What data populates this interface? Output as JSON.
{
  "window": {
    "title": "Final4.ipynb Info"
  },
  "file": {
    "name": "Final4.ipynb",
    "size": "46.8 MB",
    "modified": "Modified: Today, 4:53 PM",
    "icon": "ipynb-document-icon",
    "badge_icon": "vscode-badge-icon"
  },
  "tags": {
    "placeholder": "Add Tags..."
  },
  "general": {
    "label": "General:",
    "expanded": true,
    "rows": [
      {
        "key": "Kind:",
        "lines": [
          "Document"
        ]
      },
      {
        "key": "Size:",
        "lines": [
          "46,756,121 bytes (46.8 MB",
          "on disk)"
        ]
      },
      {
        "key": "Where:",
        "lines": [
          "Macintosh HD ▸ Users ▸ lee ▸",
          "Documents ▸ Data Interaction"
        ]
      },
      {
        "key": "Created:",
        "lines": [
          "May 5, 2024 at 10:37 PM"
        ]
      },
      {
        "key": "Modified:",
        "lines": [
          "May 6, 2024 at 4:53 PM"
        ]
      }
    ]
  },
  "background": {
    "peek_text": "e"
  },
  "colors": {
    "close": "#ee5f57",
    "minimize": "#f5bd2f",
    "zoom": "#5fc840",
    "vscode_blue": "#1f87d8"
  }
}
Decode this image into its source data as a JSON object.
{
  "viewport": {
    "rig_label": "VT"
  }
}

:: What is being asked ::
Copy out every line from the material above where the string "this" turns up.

:: Task result ::
What data populates this interface? Output as JSON.
Decode this image into its source data as a JSON object.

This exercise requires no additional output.